Ex-associate justice seeks world opinion vs. China

As China again did violence against Philippine boats and soldiers Monday, former Associate Justice Antonio Carpio enjoined all to drag China into the bar of world opinion in a Finex meeting last week.

He said the 2016 Hague Ruling has resolved the "maritime dispute" between China and the Philippines. However, the "territorial dispute" remains at a stalemate as China does not recognize international arbitration, and therefore, in China's probable absence as a claimant in the hearings, no judgment can be made.

Thus, Carpio enjoined the Philippine government to officially tell the world that its refusal to participate shows China's lack of respect for international law and order.

He believes that China, a giant sovereign dealer in world trade and investments, wants respect in that they want to be pictured as honoring business disputes before objective arbiters. Many believe China is -at its core- a business entity- and direly needs its sustained financial strength to bolster its military and political influence.

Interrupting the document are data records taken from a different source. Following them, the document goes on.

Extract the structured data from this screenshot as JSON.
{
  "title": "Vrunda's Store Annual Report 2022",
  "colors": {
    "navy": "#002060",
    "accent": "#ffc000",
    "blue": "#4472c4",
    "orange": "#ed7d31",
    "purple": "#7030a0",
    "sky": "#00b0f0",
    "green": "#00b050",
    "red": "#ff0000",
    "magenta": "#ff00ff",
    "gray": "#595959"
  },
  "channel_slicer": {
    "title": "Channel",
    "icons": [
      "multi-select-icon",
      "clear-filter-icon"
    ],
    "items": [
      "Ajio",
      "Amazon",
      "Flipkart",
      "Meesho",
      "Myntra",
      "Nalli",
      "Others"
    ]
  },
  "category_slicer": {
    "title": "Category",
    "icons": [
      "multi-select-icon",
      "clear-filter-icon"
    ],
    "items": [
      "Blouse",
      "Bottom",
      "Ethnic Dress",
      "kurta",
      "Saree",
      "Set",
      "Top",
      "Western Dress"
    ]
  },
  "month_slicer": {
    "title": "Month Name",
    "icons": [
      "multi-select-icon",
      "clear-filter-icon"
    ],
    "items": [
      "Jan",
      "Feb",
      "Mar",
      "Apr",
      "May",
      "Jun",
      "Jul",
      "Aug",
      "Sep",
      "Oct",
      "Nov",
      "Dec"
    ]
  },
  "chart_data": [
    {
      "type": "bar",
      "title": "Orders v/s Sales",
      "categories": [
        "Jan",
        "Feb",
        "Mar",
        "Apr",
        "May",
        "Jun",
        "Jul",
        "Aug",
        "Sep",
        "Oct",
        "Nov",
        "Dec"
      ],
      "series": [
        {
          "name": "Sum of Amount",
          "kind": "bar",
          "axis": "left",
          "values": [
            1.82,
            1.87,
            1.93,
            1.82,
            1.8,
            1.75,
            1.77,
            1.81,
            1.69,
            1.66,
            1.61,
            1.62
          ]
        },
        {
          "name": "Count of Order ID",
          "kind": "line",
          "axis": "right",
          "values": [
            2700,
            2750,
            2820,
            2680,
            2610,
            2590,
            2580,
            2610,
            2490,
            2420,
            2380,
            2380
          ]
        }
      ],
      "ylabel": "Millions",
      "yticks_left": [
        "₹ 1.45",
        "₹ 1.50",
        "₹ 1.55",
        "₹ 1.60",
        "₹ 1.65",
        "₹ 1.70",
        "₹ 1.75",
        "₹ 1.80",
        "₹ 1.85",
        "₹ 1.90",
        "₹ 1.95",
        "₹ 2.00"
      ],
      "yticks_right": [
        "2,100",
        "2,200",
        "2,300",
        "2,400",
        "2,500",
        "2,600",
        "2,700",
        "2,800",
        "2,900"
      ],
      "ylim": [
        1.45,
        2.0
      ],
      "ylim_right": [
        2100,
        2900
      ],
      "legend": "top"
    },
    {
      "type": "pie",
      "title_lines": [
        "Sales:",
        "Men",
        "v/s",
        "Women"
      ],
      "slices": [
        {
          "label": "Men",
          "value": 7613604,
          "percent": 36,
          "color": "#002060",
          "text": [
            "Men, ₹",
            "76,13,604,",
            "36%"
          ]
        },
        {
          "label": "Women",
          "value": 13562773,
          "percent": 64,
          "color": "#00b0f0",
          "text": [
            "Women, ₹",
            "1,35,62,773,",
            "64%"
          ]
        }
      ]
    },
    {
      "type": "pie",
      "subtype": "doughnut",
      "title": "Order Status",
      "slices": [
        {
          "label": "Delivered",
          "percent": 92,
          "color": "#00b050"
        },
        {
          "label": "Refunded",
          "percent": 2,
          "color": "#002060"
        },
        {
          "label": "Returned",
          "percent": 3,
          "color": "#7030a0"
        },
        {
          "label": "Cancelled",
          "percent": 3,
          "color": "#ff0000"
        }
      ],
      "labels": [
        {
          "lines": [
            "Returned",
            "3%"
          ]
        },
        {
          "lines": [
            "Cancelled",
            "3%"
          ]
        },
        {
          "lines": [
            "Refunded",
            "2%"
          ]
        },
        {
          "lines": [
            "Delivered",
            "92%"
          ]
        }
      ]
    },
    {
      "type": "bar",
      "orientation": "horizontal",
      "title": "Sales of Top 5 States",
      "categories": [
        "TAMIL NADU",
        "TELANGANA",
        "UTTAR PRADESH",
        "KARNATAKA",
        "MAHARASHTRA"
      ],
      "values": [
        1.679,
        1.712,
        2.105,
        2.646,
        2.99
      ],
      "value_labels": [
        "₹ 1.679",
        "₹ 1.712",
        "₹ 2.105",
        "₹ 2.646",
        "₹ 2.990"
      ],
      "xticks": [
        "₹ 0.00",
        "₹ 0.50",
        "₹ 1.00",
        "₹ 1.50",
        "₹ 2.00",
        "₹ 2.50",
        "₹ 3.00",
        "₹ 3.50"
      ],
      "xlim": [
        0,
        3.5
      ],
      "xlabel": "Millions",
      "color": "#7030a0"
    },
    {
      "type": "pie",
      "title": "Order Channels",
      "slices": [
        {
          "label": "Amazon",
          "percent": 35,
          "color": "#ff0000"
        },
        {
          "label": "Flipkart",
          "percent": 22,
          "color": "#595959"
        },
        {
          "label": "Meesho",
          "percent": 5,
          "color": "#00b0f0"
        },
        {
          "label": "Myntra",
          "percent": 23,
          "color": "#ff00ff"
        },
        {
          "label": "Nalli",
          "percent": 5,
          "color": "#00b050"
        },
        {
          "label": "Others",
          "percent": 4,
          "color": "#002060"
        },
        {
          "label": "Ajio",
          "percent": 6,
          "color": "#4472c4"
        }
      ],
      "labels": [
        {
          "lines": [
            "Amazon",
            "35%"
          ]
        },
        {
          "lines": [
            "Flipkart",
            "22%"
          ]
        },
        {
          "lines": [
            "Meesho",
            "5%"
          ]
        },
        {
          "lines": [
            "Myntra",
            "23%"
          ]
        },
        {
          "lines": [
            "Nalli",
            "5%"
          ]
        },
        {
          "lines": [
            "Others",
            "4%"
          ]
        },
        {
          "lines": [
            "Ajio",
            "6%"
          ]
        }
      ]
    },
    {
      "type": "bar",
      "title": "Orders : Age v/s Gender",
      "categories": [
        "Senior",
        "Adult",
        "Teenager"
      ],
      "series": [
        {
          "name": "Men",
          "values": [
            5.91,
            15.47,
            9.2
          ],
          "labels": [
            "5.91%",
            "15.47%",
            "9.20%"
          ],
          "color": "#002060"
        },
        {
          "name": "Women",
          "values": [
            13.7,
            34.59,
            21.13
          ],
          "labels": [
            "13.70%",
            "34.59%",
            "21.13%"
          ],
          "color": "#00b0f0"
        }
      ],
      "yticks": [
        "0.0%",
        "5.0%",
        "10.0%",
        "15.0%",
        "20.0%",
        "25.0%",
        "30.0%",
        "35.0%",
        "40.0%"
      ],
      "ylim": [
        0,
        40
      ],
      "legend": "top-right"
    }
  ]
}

Many believe that an official Philippine government statement denouncing China's indifference to calls for independent court ruling, using our educational system to enlighten people, and 118 million Filipinos figuratively using Tik-Tok to a deafening roar to condemn China's lack of respect for other's sovereign rights might soften the colossal powerhouse.

Carpio suggests dragging China into a forum where " arms do not matter."


Not even China wants war. China is fearful of an end-scenario nuclear confrontation with America as it has only about 450 nuclear warheads against the 5,000 of America. In a full-scale nuclear war, China's 1.4 billion people and land will be easily obliterated.

Even Pulitzer winner and defense news specialist Manny Mogato says it is in China's plans to pursue a "gray zone" battle of intimidation and harassment and win the war without firing a single shot (and avoid the Red Zone, which can agitate other nations).

Thus, while many Filipinos are angered by the lack of a more aggressive Philippine response to China's bullying, the Philippine military is cautioned not " to fire the first shot" against China to keep international opinion on our side by not escalating the conflict militarily.


Save for the Malampaya oil drills, the Philippines is fully dependent on foreign supplies gas, and energy needs - exposing our lack of oil security. Malampaya currently supplies 40 percent of Luzon's power needs, but the reserves are dwindling. 

Without Malampaya source- power rates in Luzon will scale up by 50 percent- an untenable position for both consumers and business Carpio says the Philippines has (no choice) but to go out into the oceans to survey and drill for fresh gas and oil supply.

Previously, the US military published about the enormous wealth of oil mines under the disputed oceans. It is about time we search for oil, but how when even mere fishermen are shooed away by foul-mouthed Chinese militiamen?

But Carpio pointed out that Malaysia and Indonesia were able to successfully carry out surveys and initial drillings in the disputed seas with the enabling presence of American warships in the vicinity- keeping out Chinese interference. The Philippines can do the same, and why not- given the threat of a Malampaya dry-out?


China's main claim is that the Spratly Islands are not included in the definition under the Philippine Constitution. 

China's first and last official claim to these disputed isles was only in 1947, and it arbitrarily published its nine-dash line theory unilaterally, claiming Chinese ownership without valid historical validation.

On the other hand, the Philippines’ claim is solidified by three official treaties, namely, the 1898 Treaty of Paris, the 1990 Treaty of Washington, and the 1930 Treaty between America and the United Kingdom.

Spain ceded the colonized  Philippines to America in the Treaty of Paris defining the ownership by lines across the oceans and was subsequently amended by the Treaty of Washington embracing isles above the lines defined by the previous treaty.  The Treaty with the UK virtually then affirmed the conditions contained in the previous two treaties in the year 1930.


International law precedence, (i.e. Norway vs. Denmark dispute), cites that the "critical date in international disputes" is the date when   ALL opposing claims are crystallized. Thus, the "critical date: in our case is 1947, when China, the last claimant, made its first official claims. The international court has ruled that " any activities to enhance claims after the critical date has no relevance to the value to the resolution of disputes".

Thus, China's putting of man-made islands, in a finder-keepers kind of way, does not hold water.

Furthermore, official maps in Spain like the 1734 Murillo Velarde Map and reiterated in minor revisions in the 1808 and 1875 published editions that indeed the Spratly's Scarborough Shoal belongs to the Philippines.

Carpio concludes that based on three internationally recognized treaties, the last existing maps in Spain when the Philippines was still a colony, and the use of the precedent "critical date" as part of the rules in arbitration, make it abundantly clear that the disputed islands belong to the Philippines.

On the other hand, China's aggressive, repulsive maneuvers in the disputed seas are only buttressed by an arbitrary Nine-Dash rule of their own making that has been upturned in international judgment by the Hague in 2016.

(Bingo Dejaresco, a former banker, is a financial media practitioner and author. He is a Life and Media member of Finex. The views and opinions expressed above are those of the author and do not necessarily represent the views of FINEX. [email protected])